Why do I mention this? Well there is no doubt that it costs less to retain and sell to an existing customer than it does to attract a new one. While there may be contention as to how much more expensive it is (marketing experts agree it is somewhere between 4 and 7 times), if you can develop customer loyalty you will repay any investment many times over.
Don’t play golf? Neither do I, but you can build a strong customer relationship off the course as well – although I am told it is nowhere near as much fun.
Here are just a few customer touch points that you can use to strengthen your relationships and keep your customers informed and engaged:
- Email messages, newsletters, and surveys: Provide product/service updates, promote goods and services, and communicate news/events.
- Feedback: Ask for, capture, and act on your customer’s input.
- nsight: Research your customers’ markets, strategies, and goals.
- Customer loyalty: Implement loyalty, affinity, and rewards programs.
- Relationship building: Talk and listen to customers in order to maintain a dialogue and to build a trust based relationship.

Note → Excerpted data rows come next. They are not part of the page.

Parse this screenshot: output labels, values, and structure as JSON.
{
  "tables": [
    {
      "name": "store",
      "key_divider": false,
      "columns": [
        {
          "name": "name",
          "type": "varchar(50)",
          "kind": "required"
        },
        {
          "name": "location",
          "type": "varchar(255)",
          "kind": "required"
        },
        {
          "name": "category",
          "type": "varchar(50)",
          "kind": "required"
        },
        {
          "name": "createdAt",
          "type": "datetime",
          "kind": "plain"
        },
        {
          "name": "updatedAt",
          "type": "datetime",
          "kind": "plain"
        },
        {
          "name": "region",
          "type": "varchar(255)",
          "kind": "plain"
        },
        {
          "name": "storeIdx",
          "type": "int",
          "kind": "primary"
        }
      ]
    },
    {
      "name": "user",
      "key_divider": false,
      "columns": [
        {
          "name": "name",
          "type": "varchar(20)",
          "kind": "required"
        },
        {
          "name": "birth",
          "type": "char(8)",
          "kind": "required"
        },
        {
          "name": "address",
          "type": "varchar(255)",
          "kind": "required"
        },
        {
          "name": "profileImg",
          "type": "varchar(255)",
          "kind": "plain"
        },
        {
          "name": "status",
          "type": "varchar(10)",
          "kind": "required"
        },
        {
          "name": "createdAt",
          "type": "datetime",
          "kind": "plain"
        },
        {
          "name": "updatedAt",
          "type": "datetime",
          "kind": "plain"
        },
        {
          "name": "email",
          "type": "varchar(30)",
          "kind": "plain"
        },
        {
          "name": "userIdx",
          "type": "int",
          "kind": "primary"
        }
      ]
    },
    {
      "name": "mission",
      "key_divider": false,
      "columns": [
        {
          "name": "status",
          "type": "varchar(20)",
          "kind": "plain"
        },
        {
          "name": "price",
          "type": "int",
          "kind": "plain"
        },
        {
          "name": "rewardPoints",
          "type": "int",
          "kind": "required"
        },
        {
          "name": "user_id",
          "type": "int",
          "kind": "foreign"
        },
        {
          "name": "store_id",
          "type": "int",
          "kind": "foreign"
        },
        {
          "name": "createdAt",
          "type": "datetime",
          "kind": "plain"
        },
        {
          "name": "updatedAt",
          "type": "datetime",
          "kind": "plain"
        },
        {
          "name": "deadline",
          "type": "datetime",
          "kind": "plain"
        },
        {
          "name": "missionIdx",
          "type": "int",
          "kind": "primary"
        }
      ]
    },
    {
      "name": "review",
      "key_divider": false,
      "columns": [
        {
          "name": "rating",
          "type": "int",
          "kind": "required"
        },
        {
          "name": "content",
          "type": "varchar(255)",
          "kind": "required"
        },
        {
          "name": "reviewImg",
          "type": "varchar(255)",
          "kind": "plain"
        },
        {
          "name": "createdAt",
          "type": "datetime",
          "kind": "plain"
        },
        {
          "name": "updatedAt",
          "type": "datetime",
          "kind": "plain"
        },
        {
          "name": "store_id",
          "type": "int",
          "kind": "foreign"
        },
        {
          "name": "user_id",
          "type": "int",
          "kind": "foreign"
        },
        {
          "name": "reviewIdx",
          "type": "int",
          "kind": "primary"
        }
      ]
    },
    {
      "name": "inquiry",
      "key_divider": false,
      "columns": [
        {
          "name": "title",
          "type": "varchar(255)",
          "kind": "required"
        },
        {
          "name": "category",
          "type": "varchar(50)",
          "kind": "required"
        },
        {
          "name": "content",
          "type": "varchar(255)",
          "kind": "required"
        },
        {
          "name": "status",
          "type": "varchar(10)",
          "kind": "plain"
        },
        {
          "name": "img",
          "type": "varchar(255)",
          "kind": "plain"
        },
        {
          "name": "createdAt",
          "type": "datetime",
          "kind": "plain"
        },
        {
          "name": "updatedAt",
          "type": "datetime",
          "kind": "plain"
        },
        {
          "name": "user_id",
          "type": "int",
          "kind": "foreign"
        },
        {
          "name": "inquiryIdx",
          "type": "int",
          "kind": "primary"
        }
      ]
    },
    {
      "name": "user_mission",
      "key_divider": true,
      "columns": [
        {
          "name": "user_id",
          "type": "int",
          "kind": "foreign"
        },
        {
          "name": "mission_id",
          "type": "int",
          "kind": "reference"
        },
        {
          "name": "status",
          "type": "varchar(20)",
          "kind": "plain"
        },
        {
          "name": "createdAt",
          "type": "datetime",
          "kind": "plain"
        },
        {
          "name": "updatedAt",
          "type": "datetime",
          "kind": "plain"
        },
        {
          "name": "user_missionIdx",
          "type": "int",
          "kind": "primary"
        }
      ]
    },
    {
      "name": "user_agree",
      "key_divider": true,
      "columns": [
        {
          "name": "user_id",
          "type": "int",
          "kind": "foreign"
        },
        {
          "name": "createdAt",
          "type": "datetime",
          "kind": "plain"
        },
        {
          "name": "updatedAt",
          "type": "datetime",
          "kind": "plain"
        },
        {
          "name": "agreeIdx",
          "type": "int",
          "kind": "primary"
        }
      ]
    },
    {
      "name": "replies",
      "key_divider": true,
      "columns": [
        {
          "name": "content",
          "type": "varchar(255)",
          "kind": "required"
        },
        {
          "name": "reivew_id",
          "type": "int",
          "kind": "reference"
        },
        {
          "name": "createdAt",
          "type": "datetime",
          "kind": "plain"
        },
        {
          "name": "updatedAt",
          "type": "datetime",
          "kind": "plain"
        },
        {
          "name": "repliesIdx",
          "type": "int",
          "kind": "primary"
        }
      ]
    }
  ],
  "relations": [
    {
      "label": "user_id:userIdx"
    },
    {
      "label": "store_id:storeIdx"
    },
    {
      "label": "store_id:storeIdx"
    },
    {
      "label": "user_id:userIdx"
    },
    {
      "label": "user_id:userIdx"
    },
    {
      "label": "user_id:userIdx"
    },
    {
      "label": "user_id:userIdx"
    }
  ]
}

- Be accessible: Make it easy for customers to reach you.
- Customer satisfaction: Implement a customer satisfaction policy that provides a way to resolve/remedy problems and issues.
- Involvement: Engage customers in product development/enhancement, via beta tests, focus groups, and pilots.
- Anticipate customer needs: Learn their business, their purchasing patterns, and their requirements for effective proactive solutions.
- Become an indispensable resource: Look for ways to add value, to be a real partner, and to help your customers achieve results.
- Help lines: Provide support, service, advice, and information.
- And lastly, I’m told the 19th hole is good…But aren’t there only 18 holes?
In building customer relationships, remember to value the “personal touch.” Make an effort to get to know your customer “as a person.” You will be surprised at how much you may have in common. Establishing personal bonds goes a long way toward building lasting relationships.
Your efforts will be rewarded with repeat business, referrals, and a satisfied loyal customer.